This research focuses on Culinary Arts Education, particularly the adequacy and attitudes of all the stakeholders to the content of the hot kitchen modules on the BA (Hons.) in Culinary Arts in the Dublin Institute of Technology. The lack of research in culinary education has been highlighted by Berta (2005) and Zopiatis (2010).

This thesis has traced the evolution of culinary culture in Europe from Ancient Greece and Rome, up to the present day. Carême (1784 – 1833) and Escoffier (1846 – 1935), the founders of classical French cuisine, codified French cuisine which lead to the need of properly trained chefs (James, 2002). The history of culinary education in France, England and Ireland from traditional apprenticeship with the guilds through to vocational and then liberal/vocational education has been outlined in the literature review.

The Dublin Institute of Technology were at the forefront of the move from vocational to liberal education with the development of the BA (Hons.) in Culinary Arts in 1999 (Hegarty, 2001). The implementation of modularisation in 2004 resulted in reduced hot kitchen contact hours on this programme. Relevant stakeholders (students, graduates, lecturers and employers) were consulted. The overall findings suggest that the majority of all stakeholders are satisfied with the current course content of the BA (Hons.) in Culinary Arts. However, a number of suggested improvements have been identified.
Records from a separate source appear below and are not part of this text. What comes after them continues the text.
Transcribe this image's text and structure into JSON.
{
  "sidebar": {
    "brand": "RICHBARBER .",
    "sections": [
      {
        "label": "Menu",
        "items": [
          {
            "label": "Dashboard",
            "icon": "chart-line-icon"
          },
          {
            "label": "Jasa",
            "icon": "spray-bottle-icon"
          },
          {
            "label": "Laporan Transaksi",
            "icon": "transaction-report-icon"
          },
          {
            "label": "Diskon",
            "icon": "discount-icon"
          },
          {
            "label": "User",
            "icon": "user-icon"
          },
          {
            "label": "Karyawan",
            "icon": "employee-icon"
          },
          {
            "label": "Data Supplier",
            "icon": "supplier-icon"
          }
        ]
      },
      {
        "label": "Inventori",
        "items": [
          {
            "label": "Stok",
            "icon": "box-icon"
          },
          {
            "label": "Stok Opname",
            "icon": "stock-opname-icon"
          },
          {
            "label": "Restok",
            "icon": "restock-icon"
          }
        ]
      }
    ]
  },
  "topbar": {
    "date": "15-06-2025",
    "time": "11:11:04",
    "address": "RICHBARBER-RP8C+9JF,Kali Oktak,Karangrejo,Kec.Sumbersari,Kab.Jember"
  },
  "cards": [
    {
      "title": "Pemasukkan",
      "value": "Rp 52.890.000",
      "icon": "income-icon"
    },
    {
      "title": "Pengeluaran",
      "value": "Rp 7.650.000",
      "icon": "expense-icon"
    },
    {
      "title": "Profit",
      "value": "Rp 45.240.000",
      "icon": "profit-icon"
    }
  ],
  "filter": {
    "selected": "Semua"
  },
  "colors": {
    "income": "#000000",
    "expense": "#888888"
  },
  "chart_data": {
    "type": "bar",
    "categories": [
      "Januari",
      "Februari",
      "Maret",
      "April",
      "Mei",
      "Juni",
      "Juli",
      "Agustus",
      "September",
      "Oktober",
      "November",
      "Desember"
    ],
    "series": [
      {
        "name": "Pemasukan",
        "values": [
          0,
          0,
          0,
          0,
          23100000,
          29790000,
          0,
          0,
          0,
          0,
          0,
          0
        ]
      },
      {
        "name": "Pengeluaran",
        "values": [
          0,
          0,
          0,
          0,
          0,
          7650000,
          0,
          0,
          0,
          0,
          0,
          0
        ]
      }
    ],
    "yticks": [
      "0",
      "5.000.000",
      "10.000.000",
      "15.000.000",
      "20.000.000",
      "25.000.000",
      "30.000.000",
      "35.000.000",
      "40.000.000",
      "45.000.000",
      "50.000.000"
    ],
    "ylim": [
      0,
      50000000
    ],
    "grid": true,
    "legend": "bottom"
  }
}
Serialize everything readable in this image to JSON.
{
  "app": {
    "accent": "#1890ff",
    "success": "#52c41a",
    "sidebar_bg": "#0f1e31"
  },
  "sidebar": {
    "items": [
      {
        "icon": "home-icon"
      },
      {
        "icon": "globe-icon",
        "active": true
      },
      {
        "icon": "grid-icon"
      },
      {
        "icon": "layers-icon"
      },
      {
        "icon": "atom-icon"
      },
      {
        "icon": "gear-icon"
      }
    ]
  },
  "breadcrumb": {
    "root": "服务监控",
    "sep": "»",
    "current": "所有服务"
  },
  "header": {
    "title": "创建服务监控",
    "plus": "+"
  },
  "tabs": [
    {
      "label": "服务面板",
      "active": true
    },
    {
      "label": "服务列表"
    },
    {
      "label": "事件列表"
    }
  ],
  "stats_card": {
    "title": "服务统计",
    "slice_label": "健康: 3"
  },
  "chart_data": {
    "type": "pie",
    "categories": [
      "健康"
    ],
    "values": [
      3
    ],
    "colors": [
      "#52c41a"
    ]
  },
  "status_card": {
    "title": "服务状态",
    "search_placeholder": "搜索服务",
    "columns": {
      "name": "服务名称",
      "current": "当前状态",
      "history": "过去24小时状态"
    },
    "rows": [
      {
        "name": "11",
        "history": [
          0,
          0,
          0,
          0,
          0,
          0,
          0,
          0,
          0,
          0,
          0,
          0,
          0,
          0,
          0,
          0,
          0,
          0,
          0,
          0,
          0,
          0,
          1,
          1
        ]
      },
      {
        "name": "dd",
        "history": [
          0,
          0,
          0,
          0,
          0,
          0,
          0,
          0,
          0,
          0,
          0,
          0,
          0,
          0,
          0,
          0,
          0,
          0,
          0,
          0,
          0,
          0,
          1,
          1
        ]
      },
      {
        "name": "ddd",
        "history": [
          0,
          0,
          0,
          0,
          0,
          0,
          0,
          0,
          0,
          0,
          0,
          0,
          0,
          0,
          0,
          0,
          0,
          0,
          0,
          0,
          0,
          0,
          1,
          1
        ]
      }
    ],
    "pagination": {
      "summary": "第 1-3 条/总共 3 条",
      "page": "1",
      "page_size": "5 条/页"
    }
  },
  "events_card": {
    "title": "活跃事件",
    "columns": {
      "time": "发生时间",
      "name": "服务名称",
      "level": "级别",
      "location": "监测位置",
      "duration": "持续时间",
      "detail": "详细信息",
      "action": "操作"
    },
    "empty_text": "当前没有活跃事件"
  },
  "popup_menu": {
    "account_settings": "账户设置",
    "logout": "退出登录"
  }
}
These include rewriting modules with revised learning outcomes, clarifying assessment methods, increasing time allocation for modules and modernising module content.